> _Work required_:
Take the entries below and reproduce them word for word.

Component data from apps and pages:
----------------------------------------

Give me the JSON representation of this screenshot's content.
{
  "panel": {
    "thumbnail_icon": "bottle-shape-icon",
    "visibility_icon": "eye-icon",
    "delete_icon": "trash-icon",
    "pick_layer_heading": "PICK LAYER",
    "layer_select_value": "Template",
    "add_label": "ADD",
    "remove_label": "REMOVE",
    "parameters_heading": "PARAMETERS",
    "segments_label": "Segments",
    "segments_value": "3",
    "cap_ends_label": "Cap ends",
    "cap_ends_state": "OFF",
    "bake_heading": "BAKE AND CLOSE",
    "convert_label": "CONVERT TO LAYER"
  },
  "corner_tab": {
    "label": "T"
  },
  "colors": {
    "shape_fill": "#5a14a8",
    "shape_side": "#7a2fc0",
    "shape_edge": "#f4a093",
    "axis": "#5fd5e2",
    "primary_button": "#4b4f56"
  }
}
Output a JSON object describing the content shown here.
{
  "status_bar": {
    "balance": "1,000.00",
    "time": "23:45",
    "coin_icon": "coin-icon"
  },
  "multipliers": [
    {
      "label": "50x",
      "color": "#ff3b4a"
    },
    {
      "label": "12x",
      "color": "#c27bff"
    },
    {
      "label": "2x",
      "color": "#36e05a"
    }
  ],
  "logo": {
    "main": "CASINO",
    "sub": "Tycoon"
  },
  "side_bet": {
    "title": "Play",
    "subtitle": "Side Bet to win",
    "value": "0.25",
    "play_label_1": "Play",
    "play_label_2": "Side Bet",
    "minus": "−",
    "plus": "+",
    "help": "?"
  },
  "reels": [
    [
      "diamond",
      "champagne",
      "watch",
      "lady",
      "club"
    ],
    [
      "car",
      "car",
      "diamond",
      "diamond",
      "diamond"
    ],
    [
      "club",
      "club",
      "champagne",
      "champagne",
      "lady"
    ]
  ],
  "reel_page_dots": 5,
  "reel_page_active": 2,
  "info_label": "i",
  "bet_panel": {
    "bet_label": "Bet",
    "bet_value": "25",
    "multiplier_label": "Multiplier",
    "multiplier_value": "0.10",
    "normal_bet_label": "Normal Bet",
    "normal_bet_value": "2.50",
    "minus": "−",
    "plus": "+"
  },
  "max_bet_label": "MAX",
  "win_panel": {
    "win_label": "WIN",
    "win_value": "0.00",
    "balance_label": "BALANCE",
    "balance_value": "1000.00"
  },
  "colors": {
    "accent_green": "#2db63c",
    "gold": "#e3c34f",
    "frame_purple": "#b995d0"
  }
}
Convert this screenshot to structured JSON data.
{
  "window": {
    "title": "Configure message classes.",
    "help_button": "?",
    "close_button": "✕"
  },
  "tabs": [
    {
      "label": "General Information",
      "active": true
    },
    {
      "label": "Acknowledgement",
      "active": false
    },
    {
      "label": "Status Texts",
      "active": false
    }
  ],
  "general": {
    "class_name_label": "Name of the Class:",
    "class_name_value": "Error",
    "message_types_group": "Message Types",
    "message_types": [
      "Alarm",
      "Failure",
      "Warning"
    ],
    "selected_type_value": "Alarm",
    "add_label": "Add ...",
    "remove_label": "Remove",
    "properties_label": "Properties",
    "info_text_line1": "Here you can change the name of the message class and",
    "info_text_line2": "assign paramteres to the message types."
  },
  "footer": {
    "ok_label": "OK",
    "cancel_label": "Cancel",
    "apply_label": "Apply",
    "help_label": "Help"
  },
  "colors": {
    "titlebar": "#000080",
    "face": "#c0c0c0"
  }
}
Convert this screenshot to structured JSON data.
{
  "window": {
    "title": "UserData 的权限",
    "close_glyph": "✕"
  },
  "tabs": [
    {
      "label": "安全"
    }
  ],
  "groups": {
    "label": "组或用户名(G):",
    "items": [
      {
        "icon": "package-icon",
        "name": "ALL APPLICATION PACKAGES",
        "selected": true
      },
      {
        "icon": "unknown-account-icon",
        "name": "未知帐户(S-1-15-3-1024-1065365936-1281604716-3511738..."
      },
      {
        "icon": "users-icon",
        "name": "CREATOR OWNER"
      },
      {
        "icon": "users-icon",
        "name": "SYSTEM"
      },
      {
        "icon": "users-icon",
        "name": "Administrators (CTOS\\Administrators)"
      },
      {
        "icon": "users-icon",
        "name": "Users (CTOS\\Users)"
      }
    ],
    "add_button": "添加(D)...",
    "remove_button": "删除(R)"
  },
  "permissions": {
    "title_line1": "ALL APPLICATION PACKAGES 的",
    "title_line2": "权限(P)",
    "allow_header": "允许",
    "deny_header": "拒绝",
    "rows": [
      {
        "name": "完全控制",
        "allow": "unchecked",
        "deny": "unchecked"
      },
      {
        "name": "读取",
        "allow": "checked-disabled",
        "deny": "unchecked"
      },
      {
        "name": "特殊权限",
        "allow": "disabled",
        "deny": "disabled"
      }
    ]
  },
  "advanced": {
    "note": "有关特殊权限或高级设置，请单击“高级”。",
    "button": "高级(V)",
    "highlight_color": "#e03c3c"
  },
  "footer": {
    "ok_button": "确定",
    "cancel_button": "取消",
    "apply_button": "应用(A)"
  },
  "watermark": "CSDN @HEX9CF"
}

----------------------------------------

> _Task result_:
Give me the JSON representation of this screenshot's content.
{
  "panel": {
    "thumbnail_icon": "bottle-shape-icon",
    "visibility_icon": "eye-icon",
    "delete_icon": "trash-icon",
    "pick_layer_heading": "PICK LAYER",
    "layer_select_value": "Template",
    "add_label": "ADD",
    "remove_label": "REMOVE",
    "parameters_heading": "PARAMETERS",
    "segments_label": "Segments",
    "segments_value": "3",
    "cap_ends_label": "Cap ends",
    "cap_ends_state": "OFF",
    "bake_heading": "BAKE AND CLOSE",
    "convert_label": "CONVERT TO LAYER"
  },
  "corner_tab": {
    "label": "T"
  },
  "colors": {
    "shape_fill": "#5a14a8",
    "shape_side": "#7a2fc0",
    "shape_edge": "#f4a093",
    "axis": "#5fd5e2",
    "primary_button": "#4b4f56"
  }
}
Output a JSON object describing the content shown here.
{
  "status_bar": {
    "balance": "1,000.00",
    "time": "23:45",
    "coin_icon": "coin-icon"
  },
  "multipliers": [
    {
      "label": "50x",
      "color": "#ff3b4a"
    },
    {
      "label": "12x",
      "color": "#c27bff"
    },
    {
      "label": "2x",
      "color": "#36e05a"
    }
  ],
  "logo": {
    "main": "CASINO",
    "sub": "Tycoon"
  },
  "side_bet": {
    "title": "Play",
    "subtitle": "Side Bet to win",
    "value": "0.25",
    "play_label_1": "Play",
    "play_label_2": "Side Bet",
    "minus": "−",
    "plus": "+",
    "help": "?"
  },
  "reels": [
    [
      "diamond",
      "champagne",
      "watch",
      "lady",
      "club"
    ],
    [
      "car",
      "car",
      "diamond",
      "diamond",
      "diamond"
    ],
    [
      "club",
      "club",
      "champagne",
      "champagne",
      "lady"
    ]
  ],
  "reel_page_dots": 5,
  "reel_page_active": 2,
  "info_label": "i",
  "bet_panel": {
    "bet_label": "Bet",
    "bet_value": "25",
    "multiplier_label": "Multiplier",
    "multiplier_value": "0.10",
    "normal_bet_label": "Normal Bet",
    "normal_bet_value": "2.50",
    "minus": "−",
    "plus": "+"
  },
  "max_bet_label": "MAX",
  "win_panel": {
    "win_label": "WIN",
    "win_value": "0.00",
    "balance_label": "BALANCE",
    "balance_value": "1000.00"
  },
  "colors": {
    "accent_green": "#2db63c",
    "gold": "#e3c34f",
    "frame_purple": "#b995d0"
  }
}
Convert this screenshot to structured JSON data.
{
  "window": {
    "title": "Configure message classes.",
    "help_button": "?",
    "close_button": "✕"
  },
  "tabs": [
    {
      "label": "General Information",
      "active": true
    },
    {
      "label": "Acknowledgement",
      "active": false
    },
    {
      "label": "Status Texts",
      "active": false
    }
  ],
  "general": {
    "class_name_label": "Name of the Class:",
    "class_name_value": "Error",
    "message_types_group": "Message Types",
    "message_types": [
      "Alarm",
      "Failure",
      "Warning"
    ],
    "selected_type_value": "Alarm",
    "add_label": "Add ...",
    "remove_label": "Remove",
    "properties_label": "Properties",
    "info_text_line1": "Here you can change the name of the message class and",
    "info_text_line2": "assign paramteres to the message types."
  },
  "footer": {
    "ok_label": "OK",
    "cancel_label": "Cancel",
    "apply_label": "Apply",
    "help_label": "Help"
  },
  "colors": {
    "titlebar": "#000080",
    "face": "#c0c0c0"
  }
}
Convert this screenshot to structured JSON data.
{
  "window": {
    "title": "UserData 的权限",
    "close_glyph": "✕"
  },
  "tabs": [
    {
      "label": "安全"
    }
  ],
  "groups": {
    "label": "组或用户名(G):",
    "items": [
      {
        "icon": "package-icon",
        "name": "ALL APPLICATION PACKAGES",
        "selected": true
      },
      {
        "icon": "unknown-account-icon",
        "name": "未知帐户(S-1-15-3-1024-1065365936-1281604716-3511738..."
      },
      {
        "icon": "users-icon",
        "name": "CREATOR OWNER"
      },
      {
        "icon": "users-icon",
        "name": "SYSTEM"
      },
      {
        "icon": "users-icon",
        "name": "Administrators (CTOS\\Administrators)"
      },
      {
        "icon": "users-icon",
        "name": "Users (CTOS\\Users)"
      }
    ],
    "add_button": "添加(D)...",
    "remove_button": "删除(R)"
  },
  "permissions": {
    "title_line1": "ALL APPLICATION PACKAGES 的",
    "title_line2": "权限(P)",
    "allow_header": "允许",
    "deny_header": "拒绝",
    "rows": [
      {
        "name": "完全控制",
        "allow": "unchecked",
        "deny": "unchecked"
      },
      {
        "name": "读取",
        "allow": "checked-disabled",
        "deny": "unchecked"
      },
      {
        "name": "特殊权限",
        "allow": "disabled",
        "deny": "disabled"
      }
    ]
  },
  "advanced": {
    "note": "有关特殊权限或高级设置，请单击“高级”。",
    "button": "高级(V)",
    "highlight_color": "#e03c3c"
  },
  "footer": {
    "ok_button": "确定",
    "cancel_button": "取消",
    "apply_button": "应用(A)"
  },
  "watermark": "CSDN @HEX9CF"
}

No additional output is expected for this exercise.